The Snow Report
Mount Bachelor eked its way onto our list thanks to its strong environmental and educational programs. Located on U.S. Forest Service land, the day-use hill conforms to the National Environmental Policy Act: There’s a notable recycling program, electricity gets offset with wind-power purchases, and the biodiesel fleet adheres to a strict no-idling rule. There’s little need for snowmaking, either: Of the mountain’s 3,683 skiable acres, only 25 get blanketed in the manufactured stuff. The 71-trail terrain, which gets an impressive 23 percent powder days per season and 387 snowfall inches per year, traverses a modest 3,365 vertical feet serviced by 14 lifts.
The robust ski school enlists Level 3 instructors and occasionally offers Olympian-led clinics. It’s particularly good for beginners: The lauded “Ski or Ride in 5” program ($199 covers five days of lifts, lessons, and rentals, plus a season pass) promises to convert first-timers into lifelong devotees. If kids don’t want to learn to ski, a childcare program keeps them entertained (but closes daily at 3:45 p.m.).
Mount Bachelor also earned points for its gorgeous scenery, as well as its non-ski niceties, like a tube park, snowshoe tours, and roundtrip shuttle access to Bend (stay at the Oxford Hotel) but got docked for not providing 24-hour emergency service—it’s more than 20 miles to the nearest hospital, though a doctor’s on call at hill’s base.

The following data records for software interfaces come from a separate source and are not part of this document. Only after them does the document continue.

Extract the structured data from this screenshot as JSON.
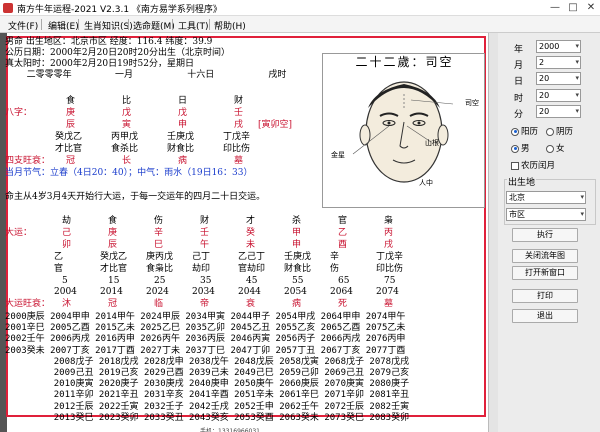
{
  "window": {
    "title": "南方牛年运程-2021  V2.3.1  《南方易学系列程序》",
    "controls": {
      "minimize": "—",
      "maximize": "□",
      "close": "✕"
    }
  },
  "menu": [
    "文件(F)",
    "编辑(E)",
    "生肖知识(S)",
    "选命题(M)",
    "工具(T)",
    "帮助(H)"
  ],
  "info": {
    "line1": "男命    出生地区：北京市区   经度：116.4 纬度：39.9",
    "line2": "公历日期：2000年2月20日20时20分出生（北京时间）",
    "line3": "真太阳时：2000年2月20日19时52分，星期日",
    "line4": "    二零零零年        一月          十六日          戌时"
  },
  "portrait": {
    "title": "二十二歲：司空",
    "labels": [
      "金星",
      "山根",
      "司空",
      "人中"
    ]
  },
  "pillars": {
    "gods": [
      "食",
      "比",
      "日",
      "财"
    ],
    "stems": [
      "庚",
      "戊",
      "戊",
      "壬"
    ],
    "branches": [
      "辰",
      "寅",
      "申",
      "戌"
    ],
    "kong": "[寅卯空]",
    "hidden": [
      "癸戊乙",
      "丙甲戊",
      "壬庚戊",
      "丁戊辛"
    ],
    "hidden_gods": [
      "才比官",
      "食杀比",
      "财食比",
      "印比伤"
    ]
  },
  "labels": {
    "bazi": "八字：",
    "strength": "四支旺衰：",
    "dayun": "大运：",
    "yunwang": "大运旺衰："
  },
  "strength_values": [
    "冠",
    "长",
    "病",
    "墓"
  ],
  "jieqi": "当月节气：立春（4日20：40）；中气：雨水（19日16：33）",
  "dayun_intro": "命主从4岁3月4天开始行大运，于每一交运年的四月二十日交运。",
  "dayun": {
    "gods": [
      "劫",
      "食",
      "伤",
      "财",
      "才",
      "杀",
      "官",
      "枭"
    ],
    "stems": [
      "己",
      "庚",
      "辛",
      "壬",
      "癸",
      "甲",
      "乙",
      "丙"
    ],
    "branches": [
      "卯",
      "辰",
      "巳",
      "午",
      "未",
      "申",
      "酉",
      "戌"
    ],
    "hidden": [
      "乙",
      "癸戊乙",
      "庚丙戊",
      "己丁",
      "乙己丁",
      "壬庚戊",
      "辛",
      "丁戊辛"
    ],
    "hidden_gods": [
      "官",
      "才比官",
      "食枭比",
      "劫印",
      "官劫印",
      "财食比",
      "伤",
      "印比伤"
    ],
    "ages": [
      "5",
      "15",
      "25",
      "35",
      "45",
      "55",
      "65",
      "75"
    ],
    "years": [
      "2004",
      "2014",
      "2024",
      "2034",
      "2044",
      "2054",
      "2064",
      "2074"
    ],
    "strength": [
      "沐",
      "冠",
      "临",
      "帝",
      "衰",
      "病",
      "死",
      "墓"
    ]
  },
  "liunian_rows": [
    "2000庚辰 2004甲申 2014甲午 2024甲辰 2034甲寅 2044甲子 2054甲戌 2064甲申 2074甲午",
    "2001辛巳 2005乙酉 2015乙未 2025乙巳 2035乙卯 2045乙丑 2055乙亥 2065乙酉 2075乙未",
    "2002壬午 2006丙戌 2016丙申 2026丙午 2036丙辰 2046丙寅 2056丙子 2066丙戌 2076丙申",
    "2003癸未 2007丁亥 2017丁酉 2027丁未 2037丁巳 2047丁卯 2057丁丑 2067丁亥 2077丁酉",
    "         2008戊子 2018戊戌 2028戊申 2038戊午 2048戊辰 2058戊寅 2068戊子 2078戊戌",
    "         2009己丑 2019己亥 2029己酉 2039己未 2049己巳 2059己卯 2069己丑 2079己亥",
    "         2010庚寅 2020庚子 2030庚戌 2040庚申 2050庚午 2060庚辰 2070庚寅 2080庚子",
    "         2011辛卯 2021辛丑 2031辛亥 2041辛酉 2051辛未 2061辛巳 2071辛卯 2081辛丑",
    "         2012壬辰 2022壬寅 2032壬子 2042壬戌 2052壬申 2062壬午 2072壬辰 2082壬寅",
    "         2013癸巳 2023癸卯 2033癸丑 2043癸亥 2053癸酉 2063癸未 2073癸巳 2083癸卯"
  ],
  "form": {
    "year_label": "年",
    "year": "2000",
    "month_label": "月",
    "month": "2",
    "day_label": "日",
    "day": "20",
    "hour_label": "时",
    "hour": "20",
    "minute_label": "分",
    "minute": "20",
    "cal_solar": "阳历",
    "cal_lunar": "阴历",
    "sex_male": "男",
    "sex_female": "女",
    "leap": "农历闰月",
    "birthplace_label": "出生地",
    "province": "北京",
    "district": "市区"
  },
  "buttons": {
    "run": "执行",
    "close_liunian": "关闭流年图",
    "open_window": "打开新窗口",
    "print": "打印",
    "exit": "退出"
  },
  "status": "手机：13316966031"
}
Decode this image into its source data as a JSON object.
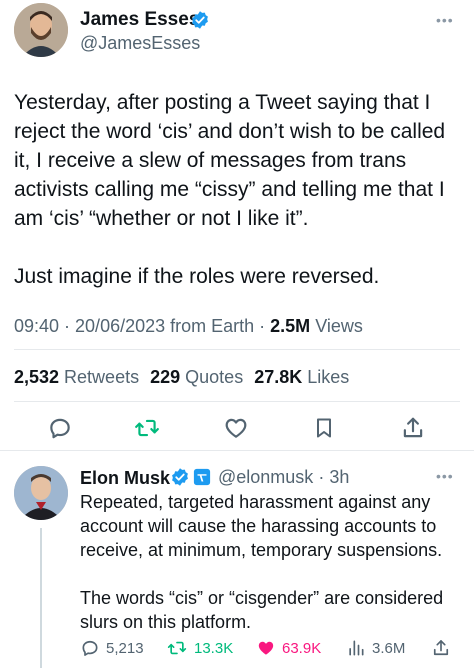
{
  "tweet": {
    "author_name": "James Esses",
    "author_handle": "@JamesEsses",
    "more_label": "•••",
    "text": "Yesterday, after posting a Tweet saying that I reject the word ‘cis’ and don’t wish to be called it, I receive a slew of messages from trans activists calling me “cissy” and telling me that I am ‘cis’ “whether or not I like it”.\n\nJust imagine if the roles were reversed.",
    "time": "09:40 · 20/06/2023 from Earth · ",
    "views_count": "2.5M",
    "views_label": " Views",
    "retweets_count": "2,532",
    "retweets_label": " Retweets",
    "quotes_count": "229",
    "quotes_label": " Quotes",
    "likes_count": "27.8K",
    "likes_label": " Likes"
  },
  "reply": {
    "author_name": "Elon Musk",
    "author_handle": "@elonmusk",
    "separator": " · ",
    "age": "3h",
    "more_label": "•••",
    "text": "Repeated, targeted harassment against any account will cause the harassing accounts to receive, at minimum, temporary suspensions.\n\nThe words “cis” or “cisgender” are considered slurs on this platform.",
    "replies": "5,213",
    "retweets": "13.3K",
    "likes": "63.9K",
    "views": "3.6M"
  },
  "colors": {
    "verified": "#1d9bf0",
    "retweet_green": "#00ba7c",
    "like_pink": "#f91880",
    "secondary_text": "#536471"
  },
  "icons": [
    "verified-badge-icon",
    "reply-icon",
    "retweet-icon",
    "like-icon",
    "bookmark-icon",
    "share-icon",
    "views-icon",
    "affiliate-badge-icon"
  ]
}
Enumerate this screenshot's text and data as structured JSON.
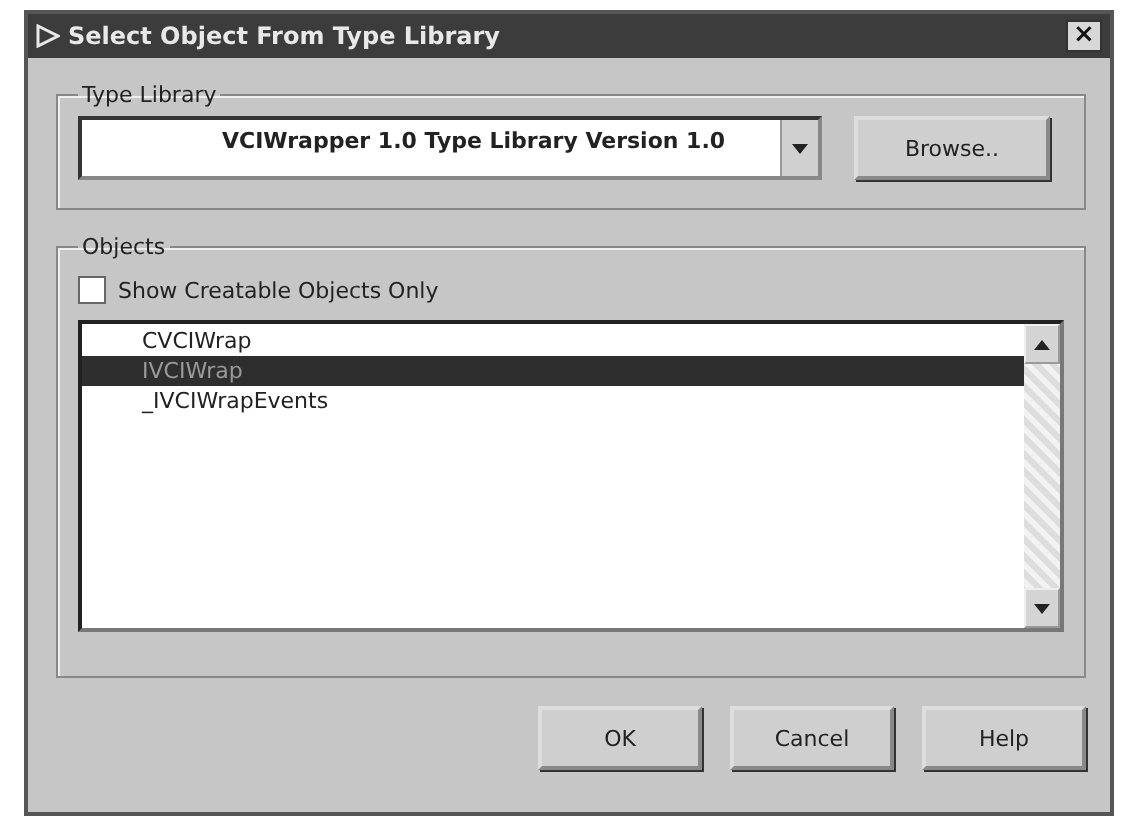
{
  "window": {
    "title": "Select Object From Type Library",
    "close": "×"
  },
  "type_library": {
    "label": "Type Library",
    "value": "VCIWrapper 1.0 Type Library Version 1.0",
    "browse": "Browse.."
  },
  "objects": {
    "label": "Objects",
    "checkbox": {
      "label": "Show Creatable Objects Only",
      "checked": false
    },
    "items": [
      {
        "label": "CVCIWrap",
        "selected": false
      },
      {
        "label": "IVCIWrap",
        "selected": true
      },
      {
        "label": "_IVCIWrapEvents",
        "selected": false
      }
    ]
  },
  "buttons": [
    "OK",
    "Cancel",
    "Help"
  ]
}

There’s not much in the way of housing rentals either, though camping options are plentiful.
Keep an eye on Mount Bachelor, however: Its managers are betting $3 million that renovating and expanding its base area will soon kick this place up a notch.
CONTACT: (800) 829-2442, mtbachelor.com
SEASON: Late November to late May
TICKETS: General: $73, children: $46, seniors: $63; ages 4 and younger: free. Military discount: 50%